Reviewing the patentable subject matter issue de novo, the Federal Circuit held that Dealertrack had claimed “an abstract idea preemptive of a fundamental concept or idea that would foreclose innovation in this area,” and therefore its patent was invalid. The court found that the claim’s language was too broad in scope, and that neither including a general computer to the method nor restricting the method to a particular field of use saved the patent’s validity.
PatentlyO provides an overview of the case and discusses the case in context of other recent Federal Circuit decisions.
Dealertrack sued David L. Huber, Finance Express, LLC, and RouteOne for infringement of Dealertrack’s patents after the defendants had sold products that involved loan management services that passed communication over the Internet. Among several alleged infringed patents, Dealertrack’s ’427 patent claimed a computer-aided method for receiving, processing, and forwarding credit application information for the car loan business. The method claimed was comprised of three steps: (1) receiving credit information from a remote device, (2) processing and selectively forwarding the data, and (3) forwarding reply data back to the original remote device. In essence, this claim describes the concept of processing information through a clearinghouse, a repository that gathers, stores, and distributes information.
The majority of the panel began its opinion by recognizing that because of a “clear Congressional mandate that a very broad swath of inventions be eligible for patent protection,” § 101 is a “coarse grain filter” for patentable subject matter. Most of the work in determining patentability is accomplished by the rest of the Patent Act. Nevertheless, the court found that the claims in the ’427 Patent covered an abstract idea, which is patent-ineligible under § 101. In finding that the claims were overly broad, the majority argued that their preambles’ limitation of being “computer-aided” did not sufficiently limit the claims because they did not specify “how a computer aids the method, the extent to which a computer aids the method, or the significance of a computer to the performance of the method.
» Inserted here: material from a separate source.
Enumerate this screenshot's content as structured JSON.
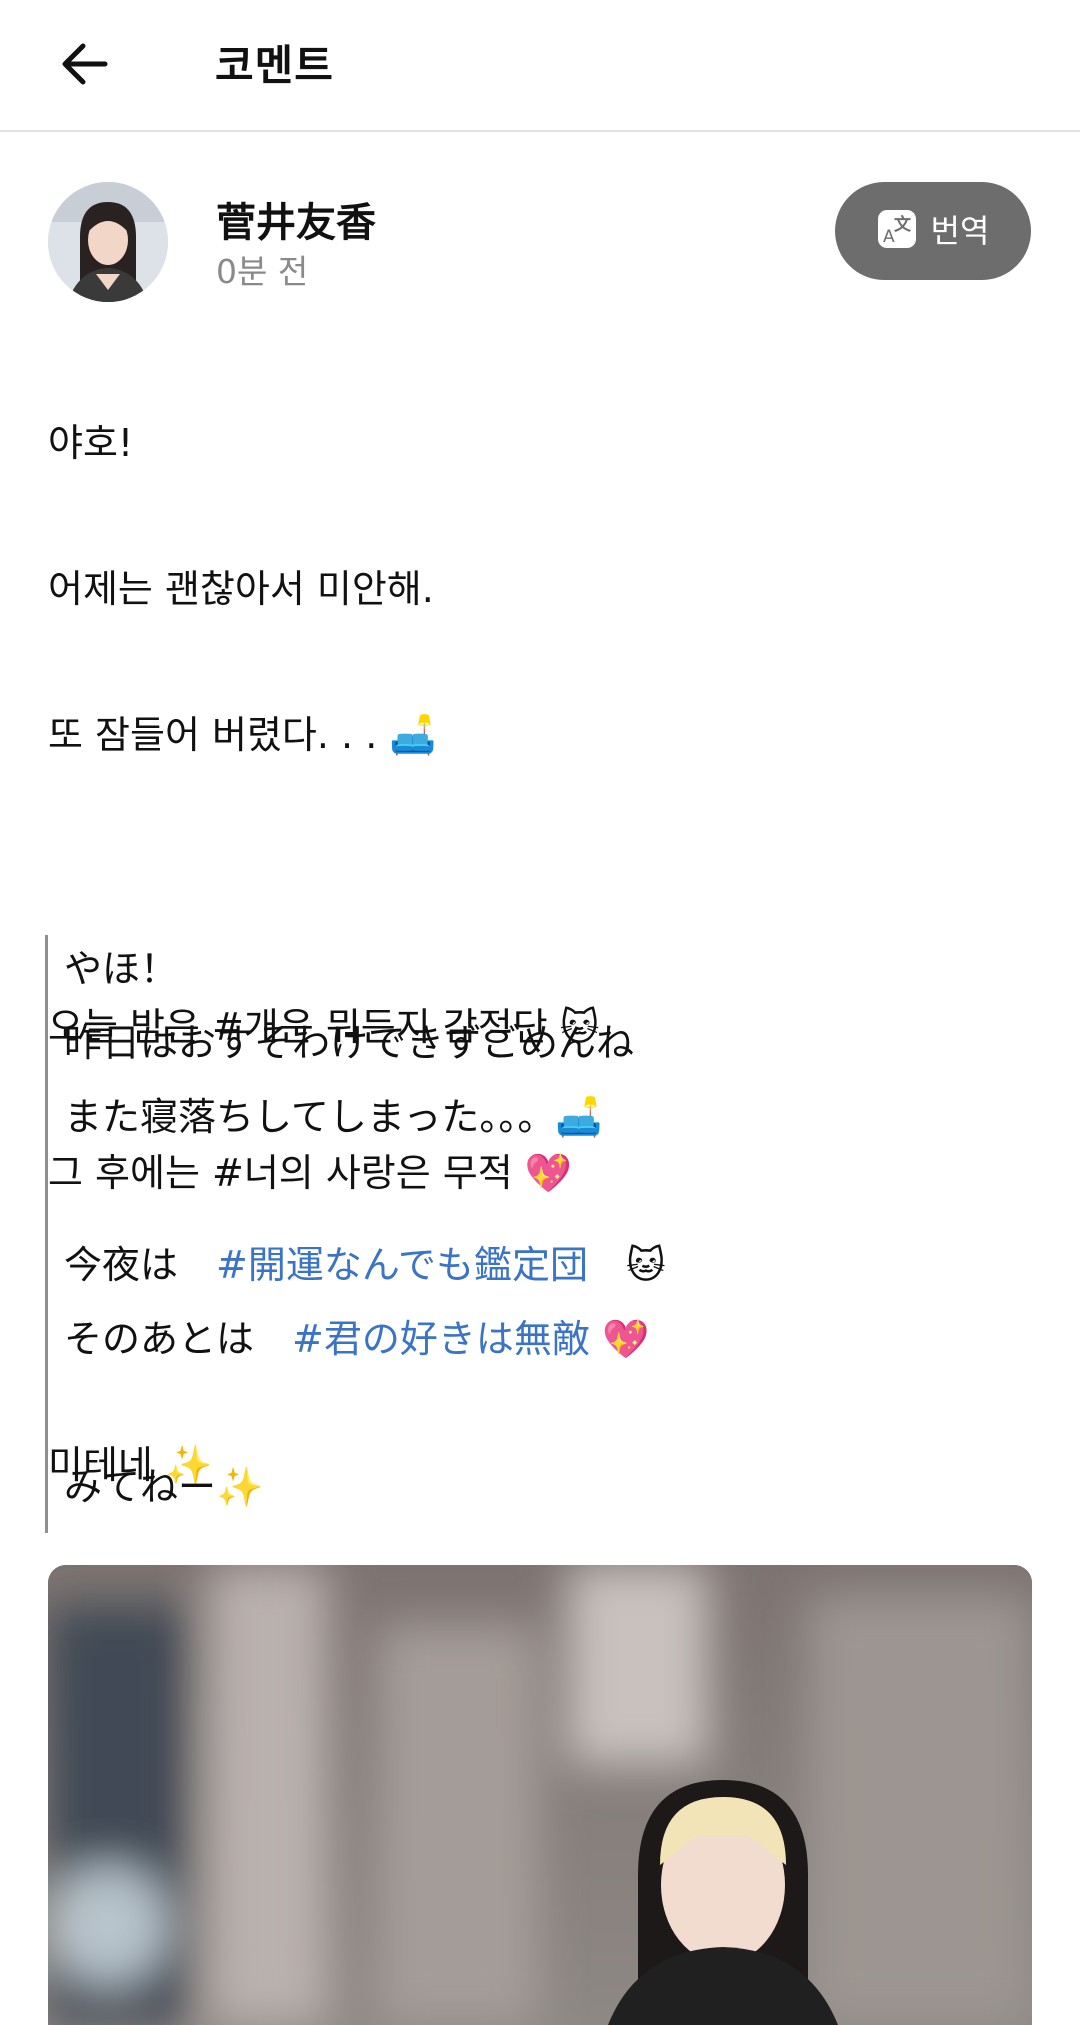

In addition to considering the limitation of a computer, the court considered it significant that the claims did not require a specific application, specific machine, or particular algorithm, even though the patent included language specifying that the method was for car loan applications. Relying on Bilski v. Kappos, 130 S. Ct. 3218, 3231 (2010) (“Bilski II”), the court found that directing an abstract idea to one field of use did salvage the claimed invention’s patentability.
Dissenting-in-part from the majority’s holding regarding the ’427 Patent, Judge Plager argued that, as a matter of judicial efficiency, courts should only consider patent invalidity claims under § 101 when absolutely necessary, and should instead insist that litigants make invalidity claims under the remaining sections of the Patent Act.
This decision extends the reasoning from Cybersource Corp. v. Retail Decisions, Inc., 654 F.3d 1366 (Fed. Cir. 2011), to another abstract idea implemented with a computer, potentially giving more force to future claims of patent invalidity under § 101.
Laura Fishwick is a 2L at the Harvard Law School.